I’ve worked for bullies that demanded trust. I’ve worked for weaklings that demanded trust. I’ve worked for very few that legitimately worked to build my trust in them.
Trust, like loyalty, is a two-way street that instead often looks like people driving three cars down the wrong lane, headed in the entirely wrong direction. As a leader, one has to think of trust as something built, not won in the lottery. It’s done in so many different ways.
1. Show people that you care about them. People don’t care how much you know until they know how much you care. Is that saying cliche? Yes. Is that saying correct? Yes.
Hello. How are you? What’s up? Hey.
All of us greet differently. There is no right or wrong.
These are a few of my thoughts on greetings that might create a few laughs. Most of these are related to greetings within the office, but a few are appropriate anywhere.
Enjoy these and add more below in the comments section!
The longer I run the race of ministry, the more I realize it is prayer that keeps me going and produces results that last. It's not uncommon that as a young leader, I “ran” more than prayed. As I’ve matured, my understanding and practice of prayer has strengthened.
I have also learned, however, that my prayers are not enough.
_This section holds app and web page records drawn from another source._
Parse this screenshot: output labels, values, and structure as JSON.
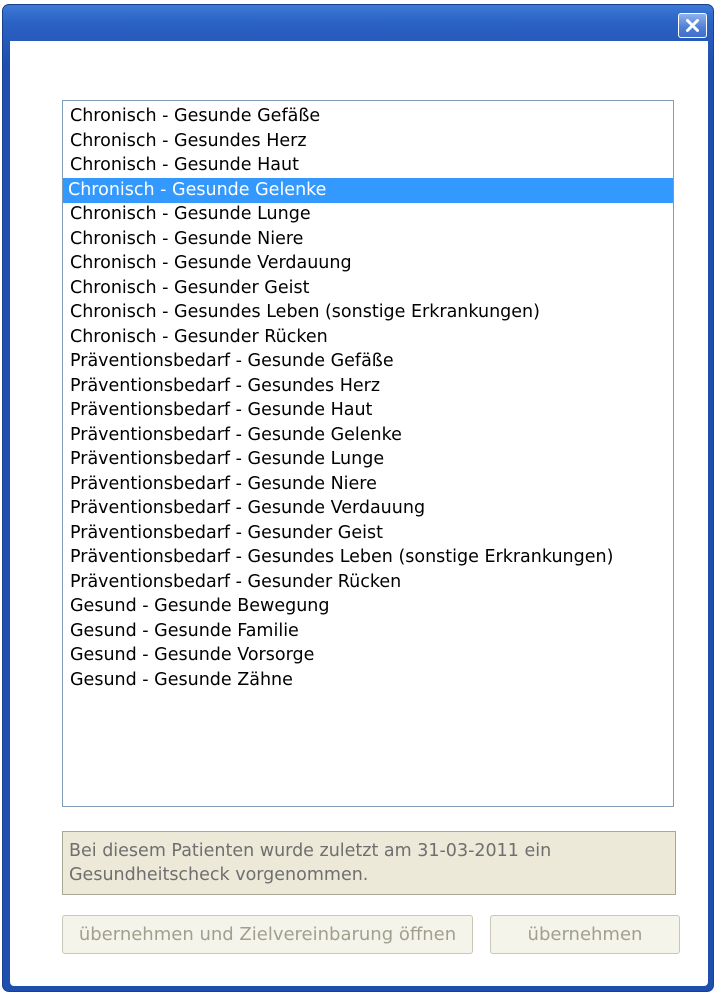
{
  "window": {
    "close_icon": "close-icon"
  },
  "list": {
    "selected_index": 3,
    "items": [
      "Chronisch - Gesunde Gefäße",
      "Chronisch - Gesundes Herz",
      "Chronisch - Gesunde Haut",
      "Chronisch - Gesunde Gelenke",
      "Chronisch - Gesunde Lunge",
      "Chronisch - Gesunde Niere",
      "Chronisch - Gesunde Verdauung",
      "Chronisch - Gesunder Geist",
      "Chronisch - Gesundes Leben (sonstige Erkrankungen)",
      "Chronisch - Gesunder Rücken",
      "Präventionsbedarf - Gesunde Gefäße",
      "Präventionsbedarf - Gesundes Herz",
      "Präventionsbedarf - Gesunde Haut",
      "Präventionsbedarf - Gesunde Gelenke",
      "Präventionsbedarf - Gesunde Lunge",
      "Präventionsbedarf - Gesunde Niere",
      "Präventionsbedarf - Gesunde Verdauung",
      "Präventionsbedarf - Gesunder Geist",
      "Präventionsbedarf - Gesundes Leben (sonstige Erkrankungen)",
      "Präventionsbedarf - Gesunder Rücken",
      "Gesund - Gesunde Bewegung",
      "Gesund - Gesunde Familie",
      "Gesund - Gesunde Vorsorge",
      "Gesund - Gesunde Zähne"
    ]
  },
  "info": {
    "text": "Bei diesem Patienten wurde zuletzt am 31-03-2011 ein Gesundheitscheck vorgenommen."
  },
  "buttons": {
    "accept_and_open": "übernehmen und Zielvereinbarung öffnen",
    "accept": "übernehmen"
  },
  "colors": {
    "titlebar": "#2b62c4",
    "selection": "#3399ff",
    "info_background": "#ece9d8"
  }
}
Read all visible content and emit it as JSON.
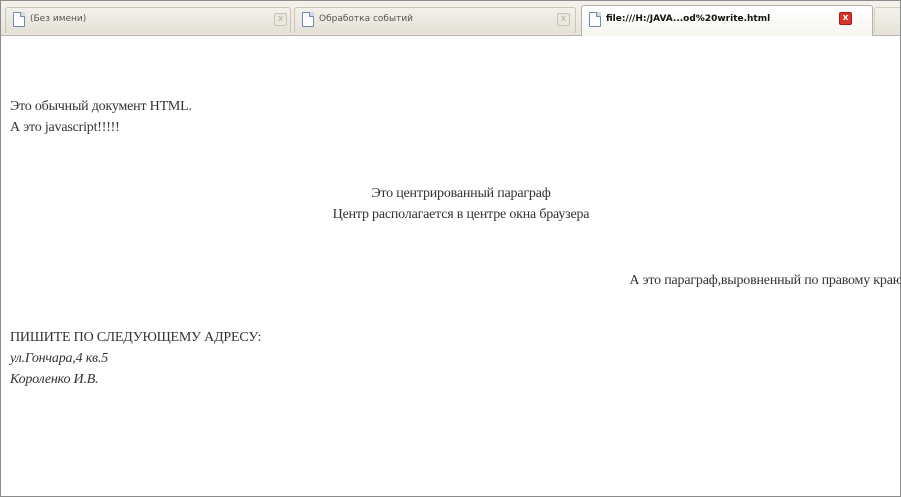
{
  "tabs": [
    {
      "title": "(Без имени)",
      "active": false,
      "icon": "page-icon"
    },
    {
      "title": "Обработка событий",
      "active": false,
      "icon": "page-icon"
    },
    {
      "title": "file:///H:/JAVA...od%20write.html",
      "active": true,
      "icon": "page-icon"
    }
  ],
  "close_glyph": "x",
  "colors": {
    "text": "#333333",
    "active_close": "#d9342b",
    "tab_strip": "#e7e4db"
  },
  "document": {
    "line1": "Это обычный документ HTML.",
    "line2": "А это javascript!!!!!",
    "centered1": "Это центрированный параграф",
    "centered2": "Центр располагается в центре окна браузера",
    "right_aligned": "А это параграф,выровненный по правому краю",
    "address_heading": "ПИШИТЕ ПО СЛЕДУЮЩЕМУ АДРЕСУ:",
    "address_street": "ул.Гончара,4 кв.5",
    "address_name": "Короленко И.В."
  }
}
I need others to pray for me. In fact, I believe this so strongly that I think it’s dangerous to lead in a church without having specific people pray for you with great passion and consistency.
For the past 12 years, I’ve had seven prayer partners—one for each day of the week. Many wonderful people pray for me at 12Stone Church, but these warriors are the ones I count on, each on their day. When I was at Skyline Church, I had 30 prayer partners, one for each day of the month.
Over the last several years, we’ve been collecting data from the churches with which we consult. One of the key questions we were interested in had to do with serving.
We wanted to find out how many people are volunteering in one of the church’s ministries, either inside or outside the walls of the church. Here’s what we’ve found:
The average church engages four to five people out of 10 in some sort of serving role. For the purposes of this research, we assumed kids aren’t serving, and therefore they aren’t included in the percentage. However, there are a few churches that are creating serving opportunities for older children as well.
It’s easy to tell whether a person is giving an excuse. Whether you’re a teacher, a parent or a leader, we’ve all heard excuses from other people that don’t quite add up.
While determining the validity of someone else’s excuse is fairly black and white, it’s not so easy when it comes to the excuses we give ourselves. Oftentimes we give ourselves a lot more slack with our own excuses. It’s taken me years to realize that the excuses I often find “acceptable” can possibly destroy the influence, leadership potential and personal growth I want to accomplish.
Here are three of the most common acceptable excuses I’ve found myself giving over the past few years. But I have recently realized the danger of using them: